Heat waves are generally defined as a period of several days to weeks of abnormally hot weather. In the past 30 to 40 years, there has been an increased trend in high-humidity heat waves due to the higher temperatures observed at night. Heat waves are responsible for more deaths yearly than hurricanes, lightning, tornadoes, floods, and earthquakes combined. Experts suggest that average temperatures will rise between 5 to 9 degrees Fahrenheit or 3 to 5 Celsius over the next century.
With temperatures on the rise, scientists expect an increase of 2 degrees Celsius or 3.6 Fahrenheit in ocean temperatures within the next century. As a result, storms, hurricanes, and tropical storms will become more intense, lasting longer, with stronger winds and causing more damage to coastal habitats and communities. Hurricanes and tropical storms are both fueled and intensified depending on how rapidly water can evaporate from the ocean. The evaporation transfers heat from the ocean to the atmosphere, forming strong winds.

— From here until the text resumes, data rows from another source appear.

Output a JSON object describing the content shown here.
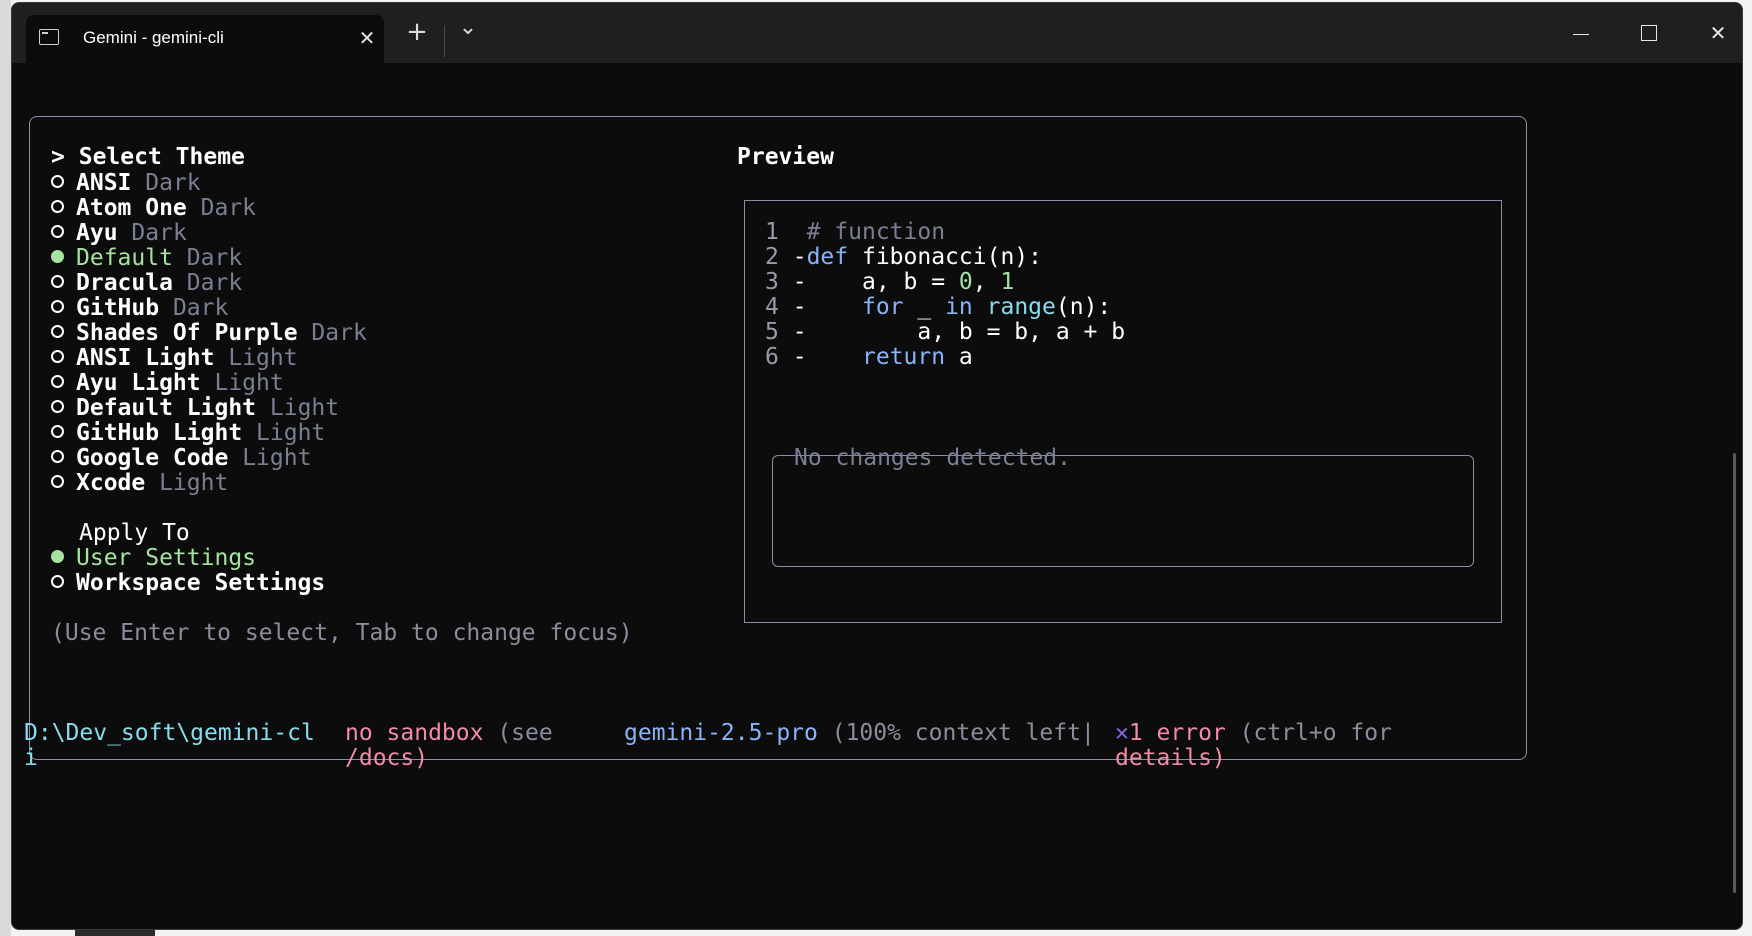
{
  "window": {
    "tab_title": "Gemini - gemini-cli",
    "new_tab_symbol": "+",
    "dropdown_symbol": "⌄",
    "close_tab_symbol": "✕",
    "minimize_symbol": "─",
    "close_symbol": "✕"
  },
  "dialog": {
    "prompt": ">",
    "title": "Select Theme",
    "themes": [
      {
        "name": "ANSI",
        "type": "Dark",
        "selected": false
      },
      {
        "name": "Atom One",
        "type": "Dark",
        "selected": false
      },
      {
        "name": "Ayu",
        "type": "Dark",
        "selected": false
      },
      {
        "name": "Default",
        "type": "Dark",
        "selected": true
      },
      {
        "name": "Dracula",
        "type": "Dark",
        "selected": false
      },
      {
        "name": "GitHub",
        "type": "Dark",
        "selected": false
      },
      {
        "name": "Shades Of Purple",
        "type": "Dark",
        "selected": false
      },
      {
        "name": "ANSI Light",
        "type": "Light",
        "selected": false
      },
      {
        "name": "Ayu Light",
        "type": "Light",
        "selected": false
      },
      {
        "name": "Default Light",
        "type": "Light",
        "selected": false
      },
      {
        "name": "GitHub Light",
        "type": "Light",
        "selected": false
      },
      {
        "name": "Google Code",
        "type": "Light",
        "selected": false
      },
      {
        "name": "Xcode",
        "type": "Light",
        "selected": false
      }
    ],
    "apply_to_label": "Apply To",
    "scopes": [
      {
        "name": "User Settings",
        "selected": true
      },
      {
        "name": "Workspace Settings",
        "selected": false
      }
    ],
    "hint": "(Use Enter to select, Tab to change focus)",
    "preview": {
      "title": "Preview",
      "code_lines": [
        {
          "num": "1",
          "marker": " ",
          "indent": "",
          "tokens": [
            {
              "t": "# function",
              "c": "gray"
            }
          ]
        },
        {
          "num": "2",
          "marker": "-",
          "indent": "",
          "tokens": [
            {
              "t": "def",
              "c": "blue"
            },
            {
              "t": " fibonacci(n):",
              "c": "w"
            }
          ]
        },
        {
          "num": "3",
          "marker": "-",
          "indent": "    ",
          "tokens": [
            {
              "t": "a, b = ",
              "c": "w"
            },
            {
              "t": "0",
              "c": "num"
            },
            {
              "t": ", ",
              "c": "w"
            },
            {
              "t": "1",
              "c": "num"
            }
          ]
        },
        {
          "num": "4",
          "marker": "-",
          "indent": "    ",
          "tokens": [
            {
              "t": "for",
              "c": "blue"
            },
            {
              "t": " _ ",
              "c": "w"
            },
            {
              "t": "in",
              "c": "blue"
            },
            {
              "t": " ",
              "c": "w"
            },
            {
              "t": "range",
              "c": "cyan"
            },
            {
              "t": "(n):",
              "c": "w"
            }
          ]
        },
        {
          "num": "5",
          "marker": "-",
          "indent": "        ",
          "tokens": [
            {
              "t": "a, b = b, a + b",
              "c": "w"
            }
          ]
        },
        {
          "num": "6",
          "marker": "-",
          "indent": "    ",
          "tokens": [
            {
              "t": "return",
              "c": "blue"
            },
            {
              "t": " a",
              "c": "w"
            }
          ]
        }
      ],
      "diff_message": "No changes detected."
    }
  },
  "footer": {
    "path_line1": "D:\\Dev_soft\\gemini-cl",
    "path_line2": "i",
    "sandbox": "no sandbox",
    "sandbox_hint1": " (see",
    "sandbox_hint2": "/docs)",
    "model": "gemini-2.5-pro",
    "context": " (100% context left|",
    "error_icon": "✕",
    "error_text": "1 error",
    "error_hint1": " (ctrl+o for",
    "error_hint2": "details)"
  }
}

A study posted in the journal Nature, found that hurricanes and typhoons have grown in magnitude and are longer lasting over the past 30 years. These growths correlate with the rise in sea temperatures.

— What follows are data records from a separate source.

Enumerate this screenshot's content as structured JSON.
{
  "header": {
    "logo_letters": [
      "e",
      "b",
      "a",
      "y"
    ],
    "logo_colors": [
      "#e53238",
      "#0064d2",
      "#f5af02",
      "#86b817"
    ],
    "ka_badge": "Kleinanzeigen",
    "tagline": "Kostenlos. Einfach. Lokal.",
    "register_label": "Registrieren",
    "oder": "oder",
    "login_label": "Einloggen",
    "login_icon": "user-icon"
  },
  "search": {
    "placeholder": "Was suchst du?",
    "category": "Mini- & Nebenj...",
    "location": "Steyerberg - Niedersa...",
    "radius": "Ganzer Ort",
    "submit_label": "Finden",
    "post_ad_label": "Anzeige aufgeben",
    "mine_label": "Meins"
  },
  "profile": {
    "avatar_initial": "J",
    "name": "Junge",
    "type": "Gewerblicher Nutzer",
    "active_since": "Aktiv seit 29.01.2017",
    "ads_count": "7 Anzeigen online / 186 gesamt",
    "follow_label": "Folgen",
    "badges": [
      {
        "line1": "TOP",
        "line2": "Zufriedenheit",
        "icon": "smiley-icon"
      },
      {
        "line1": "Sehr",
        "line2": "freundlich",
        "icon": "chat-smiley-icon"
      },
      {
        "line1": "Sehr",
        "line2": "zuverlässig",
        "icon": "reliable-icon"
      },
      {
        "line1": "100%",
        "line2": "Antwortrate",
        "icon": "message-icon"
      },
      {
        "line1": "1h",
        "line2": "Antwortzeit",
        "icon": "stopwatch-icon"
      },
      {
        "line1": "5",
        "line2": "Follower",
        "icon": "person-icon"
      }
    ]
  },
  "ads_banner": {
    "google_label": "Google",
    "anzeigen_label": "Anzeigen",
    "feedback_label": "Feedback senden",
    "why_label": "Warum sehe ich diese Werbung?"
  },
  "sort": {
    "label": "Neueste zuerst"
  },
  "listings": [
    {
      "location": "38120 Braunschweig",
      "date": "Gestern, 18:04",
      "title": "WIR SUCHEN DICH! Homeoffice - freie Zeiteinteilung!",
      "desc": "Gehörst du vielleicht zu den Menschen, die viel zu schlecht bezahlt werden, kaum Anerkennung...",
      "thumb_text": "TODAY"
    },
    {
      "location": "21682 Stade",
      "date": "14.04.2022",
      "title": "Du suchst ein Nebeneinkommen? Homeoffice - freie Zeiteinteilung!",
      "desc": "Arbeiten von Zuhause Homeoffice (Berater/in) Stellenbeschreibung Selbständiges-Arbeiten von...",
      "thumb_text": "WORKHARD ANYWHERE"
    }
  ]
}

Widespread thawing and melting of permafrost due to rising temperatures releases carbon, with some of that carbon being released as methane. Methane is a potent greenhouse gas that has many times the warming potential of carbon dioxide and other gases. There is also an enormous amount of methane stored in ice called methane hydrate in sediments on the ocean floor that can be released with higher temperatures. Hydrates form with almost any gas and is defined as a compound in which water molecules are chemically bound to another compound or element. Combine both these methods, plus emissions from humans and other sources, it could lead to planetary disaster causing problems with rising sea levels, natural disasters, as well as extinction of 20 to 50% of the world's animal species.
Rising Sea Level

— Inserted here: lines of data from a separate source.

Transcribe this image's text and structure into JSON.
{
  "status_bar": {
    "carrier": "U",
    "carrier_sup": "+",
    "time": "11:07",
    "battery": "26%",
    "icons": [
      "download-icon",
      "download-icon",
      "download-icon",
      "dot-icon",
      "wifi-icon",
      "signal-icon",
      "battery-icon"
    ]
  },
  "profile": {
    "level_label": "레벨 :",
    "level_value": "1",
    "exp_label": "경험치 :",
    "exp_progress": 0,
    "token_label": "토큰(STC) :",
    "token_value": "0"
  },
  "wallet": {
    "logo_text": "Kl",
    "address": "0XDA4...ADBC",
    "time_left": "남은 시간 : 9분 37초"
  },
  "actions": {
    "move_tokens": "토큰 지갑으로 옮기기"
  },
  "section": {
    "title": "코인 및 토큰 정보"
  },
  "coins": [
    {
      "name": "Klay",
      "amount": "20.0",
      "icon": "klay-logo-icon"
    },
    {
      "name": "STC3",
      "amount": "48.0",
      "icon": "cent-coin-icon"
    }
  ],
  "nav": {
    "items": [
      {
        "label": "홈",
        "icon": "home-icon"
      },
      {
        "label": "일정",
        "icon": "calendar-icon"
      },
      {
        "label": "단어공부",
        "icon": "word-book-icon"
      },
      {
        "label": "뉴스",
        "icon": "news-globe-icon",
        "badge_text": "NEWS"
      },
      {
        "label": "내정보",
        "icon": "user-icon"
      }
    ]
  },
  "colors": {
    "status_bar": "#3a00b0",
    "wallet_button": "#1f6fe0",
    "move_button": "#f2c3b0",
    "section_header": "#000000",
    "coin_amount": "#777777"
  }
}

Scientists have determined that the global sea level has been rising since 1900 at approximately 0.04 to 0.1 inches or 1 to 2.5 millimeters per year, with a more recent study claiming a rate of.14 inches or 3.5 millimeters since the early 1990's. Although it doesn't sound like a considerable amount, it can have potentially large impacts by putting thousands of coastal cities and whole islands at risk of being swallowed by the ocean. Two methods contribute to the rise in sea levels: The melting of the polar caps and glaciers and the expansion of seawater due to global temperature rise. Predicting the amount that oceans will rise is difficult at best, with experts estimating a rise of 2.5 to 6.5 feet or 0.8 to 2 meters by 2100, and more dire estimates of 23 feet or 7 meters, enough to submerge London.
Melting Glaciers in Polar Regions
After existing for a millennia, the northern section of the Larsen B ice shelf in Antarctica collapsed between January and March of 2002, disintegrating at an alarming rate that stunned scientists. It is estimated that melting is occurring at 9% per 10 years, which will only get worse with rising temperatures. This isn't just occurring here though, as several colder climates, such as Greenland or Glacier National Park, is also losing their ice regions. The water melting starts out salt free, causing it to remain near the surface, which in turn, is slowing the northern advance of warmer water from the North Atlantic Current, a sort of ecological conveyor system. This leads to colder temperatures, higher sea levels, more storms, ecological destruction, amongst other detrimental effects on our planet.